On the day of American Thanksgiving, there was at least one American who was thankful for how things turned out. As much of the talk around him is still about how he is not scoring enough, Max Pacioretty was once again able to put the puck in the net when it mattered most, adding another game-winning goal to his career statistics. Since the 2011-12 season, he places second in this category with 35 game-winning goals, ranking behind only Alex Ovechkin.
It was not the prettiest goal, but with his offensive struggles so far this season, Pacioretty will look to tally more goals in this fashion more often than not.

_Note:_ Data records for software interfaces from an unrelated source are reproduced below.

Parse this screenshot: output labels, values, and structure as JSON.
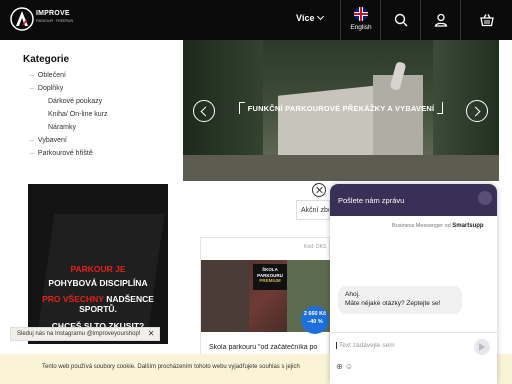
{
  "brand": {
    "line1": "IMPROVE",
    "line2": "PARKOUR · FREERUN"
  },
  "header": {
    "more_label": "Více",
    "language_label": "English"
  },
  "sidebar": {
    "title": "Kategorie",
    "items": [
      {
        "label": "Oblečení"
      },
      {
        "label": "Doplňky"
      },
      {
        "label": "Dárkové poukazy"
      },
      {
        "label": "Kniha/ On-line kurz"
      },
      {
        "label": "Náramky"
      },
      {
        "label": "Vybavení"
      },
      {
        "label": "Parkourové hřiště"
      }
    ]
  },
  "hero": {
    "caption": "FUNKČNÍ PARKOUROVÉ PŘEKÁŽKY A VYBAVENÍ"
  },
  "promo": {
    "line1": "PARKOUR JE",
    "line2": "POHYBOVÁ DISCIPLÍNA",
    "line3a": "PRO VŠECHNY",
    "line3b": " NADŠENCE SPORTŮ.",
    "line4": "CHCEŠ SI TO ZKUSIT?"
  },
  "filter": {
    "label": "Akční zboží"
  },
  "product": {
    "code": "Kód: OKS",
    "image_title_1": "ŠKOLA",
    "image_title_2": "PARKOURU",
    "image_title_3": "PREMIUM",
    "price": "2 660 Kč",
    "discount": "–40 %",
    "name": "Škola parkouru \"od začátečníka po"
  },
  "instagram": {
    "text": "Sleduj nás na Instagramu @improveyourshop!",
    "close": "✕"
  },
  "cookie": {
    "text": "Tento web používá soubory cookie. Dalším procházením tohoto webu vyjadřujete souhlas s jejich"
  },
  "chat": {
    "title": "Pošlete nám zprávu",
    "by_prefix": "Business Messenger od",
    "by_brand": "Smartsupp",
    "message_line1": "Ahoj.",
    "message_line2": "Máte nějaké otázky? Zeptejte se!",
    "input_placeholder": "Text zadávejte sem",
    "tools": "⊕ ☺"
  },
  "colors": {
    "header_bg": "#0b0b0b",
    "chat_header": "#3a2f56",
    "accent_red": "#e2231a",
    "price_badge": "#1e6fd9",
    "cookie_bg": "#fbf3d6"
  }
}
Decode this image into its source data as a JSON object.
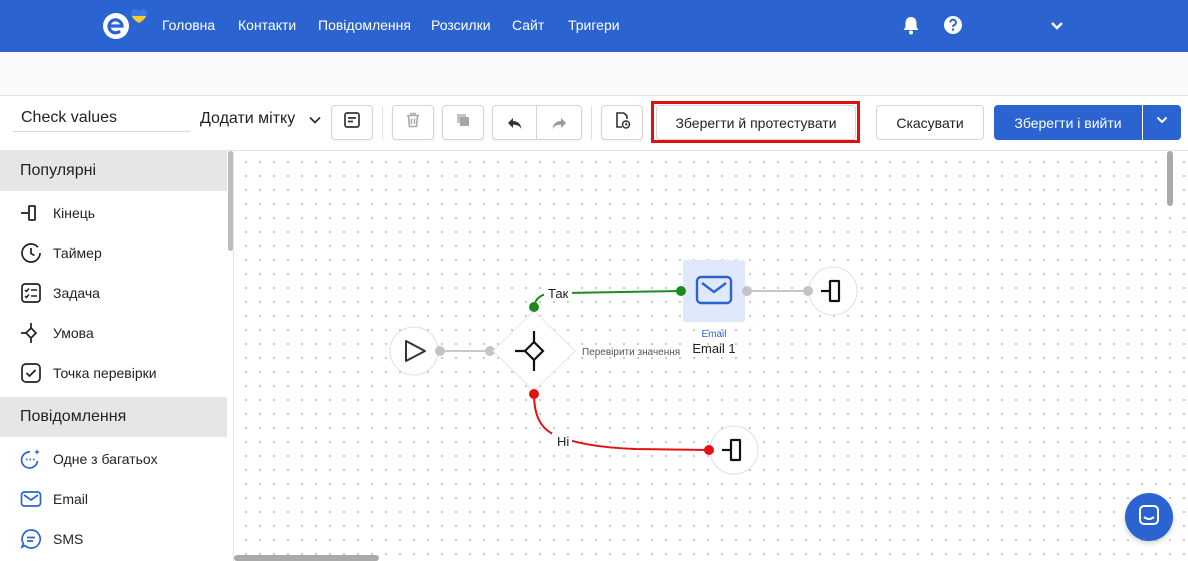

It was the second game in a row that Pacioretty was reunited with Plekanec and Gallagher; all three players whom are struggling offensively. It should not come as a surprise if this line sticks together for an extended period of time, as the coaching staff will look for these three forwards to support each other and help each other escape from their respective slumps.
Both Cam Ward and Carey Price were the stars of the rest of the third period, as the play opened up and higher-quality scoring chances began to increase. Montreal tried hard to get the insurance goal while Carolina worked to tie the game up. Both goaltenders did their part to keep the score the way it was. The Canadiens did what they had to do and won a close one 2-1.
- It was another very solid game for Charles Hudon. In addition to his strong effort to protect the puck and put it right on to Andrew Shaw's stick blade for the tap-in goal, he was very effective on the forecheck and on the cycle. Hopefully he will finally get his due and stay with the Canadiens after putting in two very good seasons in the AHL with both Hamilton and St. John's.
- The best case scenario for the Canadiens is if Pacioretty, Plekanec, and Gallagher all manage to help each other get out of their scoring slumps, giving the club a more-than-capable shutdown line, and create two very good top lines to work with.
- The game turned out to be the type of contest that is a coach's dream, focused on solid defensive play and both teams keeping things simple. No additional grey hairs for either coach this time.
- Carey Price bounced back after a tough game against the Ottawa Senators on Tuesday night. It seems very doubtful that he will have two bad games in a row, perhaps ever again in his career. Even a relatively straight-forward shot for a goal in the first period didn’t faze him, as he smothered everything else that came his way.
- Even though he did not increase his point total tonight, Alex Galchenyuk is currently tied for third in the league in points per 60 minutes of ice time (out of players who have played at least 10 games). He played for 14:03, seventh among forwards. It is still a wonder why he is not playing more on a game-to-game basis, though Michel Therrien will probably still say that it is due to the way that he is handling Galchenyuk that the young elite is succeeding the way he is. It seems that we don't have any proof to argue against this.
Next up is a road trip into the West, with a stop in Detroit to ease the team into its five-game journey. The Canadiens will face their toughest tests so far this season.